An article today discusses the difference between the U.S. and Canadian political systems and claims to answer a simple question, but the main issue remains unanswered.
Why can Canada’s parliament vote for a change (in gun laws), but, even when a single party controls both the U.S. House and Senate, a change (in gun ownership laws) is all but impossible?
Is this, for example, one of the cases when the bar for a Senate vote is not simply 50% + 1 (VP, in the current Senate), but 60% or even two-thirds (66 or 67?)?
If two members of the House of Representatives sponsor a law (such as a background-checks law), the vote passes the House (assuming unanimous vote among representatives from the Democratic Party), and the vote is ratified by 50 Senators + VP vote (for the current Senate split at 50-50), does that not suffice for the law to pass (barring a presidential veto, which wouldn't be a concern here)?
If the answer can be summarized as "If a few US Senators are opposed to a legislation then they can discuss it endlessly (filibuster)," please write that simply and explicitly. But why then does it matter whether 51 Senators or 80 Senators approve a bill, if in either case the remaining 49 or 20 Senators could filibuster it? How does endless debate suddenly become not viable as a tool for political paralysis if only 20 Senators disapprove?

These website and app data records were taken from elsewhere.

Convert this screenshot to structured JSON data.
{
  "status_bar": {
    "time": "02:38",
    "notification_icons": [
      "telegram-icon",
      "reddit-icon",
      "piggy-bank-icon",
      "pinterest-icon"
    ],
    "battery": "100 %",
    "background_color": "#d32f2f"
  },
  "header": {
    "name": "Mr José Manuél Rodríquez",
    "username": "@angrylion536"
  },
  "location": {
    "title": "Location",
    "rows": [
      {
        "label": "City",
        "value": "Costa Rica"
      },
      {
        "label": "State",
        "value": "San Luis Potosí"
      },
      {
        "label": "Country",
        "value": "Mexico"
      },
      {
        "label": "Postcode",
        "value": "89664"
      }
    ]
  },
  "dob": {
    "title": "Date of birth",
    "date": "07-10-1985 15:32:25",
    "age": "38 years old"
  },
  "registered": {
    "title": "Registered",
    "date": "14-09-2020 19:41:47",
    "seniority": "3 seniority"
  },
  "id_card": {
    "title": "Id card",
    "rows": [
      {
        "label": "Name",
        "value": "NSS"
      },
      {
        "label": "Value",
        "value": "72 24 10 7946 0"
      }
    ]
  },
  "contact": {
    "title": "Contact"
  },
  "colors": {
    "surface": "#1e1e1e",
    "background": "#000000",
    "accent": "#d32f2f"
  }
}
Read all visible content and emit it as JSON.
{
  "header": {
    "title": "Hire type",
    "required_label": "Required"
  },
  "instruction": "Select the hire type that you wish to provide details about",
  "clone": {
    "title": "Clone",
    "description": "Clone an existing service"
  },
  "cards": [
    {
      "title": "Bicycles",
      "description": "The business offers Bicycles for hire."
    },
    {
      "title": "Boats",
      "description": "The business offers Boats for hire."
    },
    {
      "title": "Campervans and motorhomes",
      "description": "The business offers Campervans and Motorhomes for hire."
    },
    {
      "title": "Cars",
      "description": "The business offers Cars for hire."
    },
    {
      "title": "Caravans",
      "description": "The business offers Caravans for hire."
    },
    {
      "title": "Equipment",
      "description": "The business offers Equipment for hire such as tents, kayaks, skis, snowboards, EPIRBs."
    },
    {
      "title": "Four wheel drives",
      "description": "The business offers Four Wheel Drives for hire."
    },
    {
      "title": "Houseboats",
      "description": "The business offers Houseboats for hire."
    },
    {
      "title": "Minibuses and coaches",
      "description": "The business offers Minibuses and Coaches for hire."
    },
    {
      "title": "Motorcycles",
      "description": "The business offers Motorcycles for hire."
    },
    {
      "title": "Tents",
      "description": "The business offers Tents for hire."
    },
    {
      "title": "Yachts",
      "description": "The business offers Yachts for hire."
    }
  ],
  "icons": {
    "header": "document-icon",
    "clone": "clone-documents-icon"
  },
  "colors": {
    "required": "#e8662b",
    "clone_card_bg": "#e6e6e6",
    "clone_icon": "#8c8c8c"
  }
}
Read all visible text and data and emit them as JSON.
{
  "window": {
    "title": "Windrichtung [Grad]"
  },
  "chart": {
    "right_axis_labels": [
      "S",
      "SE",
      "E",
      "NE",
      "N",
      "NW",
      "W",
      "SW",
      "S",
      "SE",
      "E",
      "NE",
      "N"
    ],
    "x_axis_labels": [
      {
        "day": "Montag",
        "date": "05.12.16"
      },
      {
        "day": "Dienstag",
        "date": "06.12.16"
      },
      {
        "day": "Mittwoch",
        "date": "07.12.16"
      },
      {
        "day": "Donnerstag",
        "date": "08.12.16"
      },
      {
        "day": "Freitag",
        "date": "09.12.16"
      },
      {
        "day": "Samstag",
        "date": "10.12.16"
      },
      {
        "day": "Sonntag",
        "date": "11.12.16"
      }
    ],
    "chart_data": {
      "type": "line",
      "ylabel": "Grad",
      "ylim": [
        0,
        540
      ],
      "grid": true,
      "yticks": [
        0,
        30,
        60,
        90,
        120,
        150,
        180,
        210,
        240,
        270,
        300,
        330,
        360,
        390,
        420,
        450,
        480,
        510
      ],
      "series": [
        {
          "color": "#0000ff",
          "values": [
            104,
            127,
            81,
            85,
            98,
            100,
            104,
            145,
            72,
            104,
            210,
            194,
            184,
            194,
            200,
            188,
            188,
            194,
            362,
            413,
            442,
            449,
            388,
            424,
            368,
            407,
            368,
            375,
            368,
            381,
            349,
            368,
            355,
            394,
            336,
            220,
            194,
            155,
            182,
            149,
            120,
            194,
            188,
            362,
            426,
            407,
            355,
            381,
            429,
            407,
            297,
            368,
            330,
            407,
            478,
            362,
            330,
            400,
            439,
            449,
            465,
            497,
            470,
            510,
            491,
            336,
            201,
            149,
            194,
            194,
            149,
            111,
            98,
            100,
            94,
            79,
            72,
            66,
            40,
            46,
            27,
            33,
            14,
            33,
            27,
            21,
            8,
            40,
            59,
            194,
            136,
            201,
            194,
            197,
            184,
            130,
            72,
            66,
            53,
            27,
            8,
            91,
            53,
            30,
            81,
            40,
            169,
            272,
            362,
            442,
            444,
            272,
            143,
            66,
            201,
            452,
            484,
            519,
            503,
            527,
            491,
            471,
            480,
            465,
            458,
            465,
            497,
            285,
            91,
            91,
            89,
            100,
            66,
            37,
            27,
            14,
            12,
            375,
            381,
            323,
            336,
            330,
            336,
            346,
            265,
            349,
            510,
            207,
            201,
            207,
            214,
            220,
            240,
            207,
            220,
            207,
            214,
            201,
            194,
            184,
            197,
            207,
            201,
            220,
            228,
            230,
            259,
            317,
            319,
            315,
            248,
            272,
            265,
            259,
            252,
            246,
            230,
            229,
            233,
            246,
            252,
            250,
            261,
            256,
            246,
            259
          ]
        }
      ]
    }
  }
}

The intended stress in the question is not "why does the Canadian system work?". It works by a simple majority. The question instead seeks to understand how the U.S. system can be bogged down by procedures even when both branches of Congress have majorities that pursue an objective (whatever that objective might be; today it's no guns; tomorrow it may be no abortions).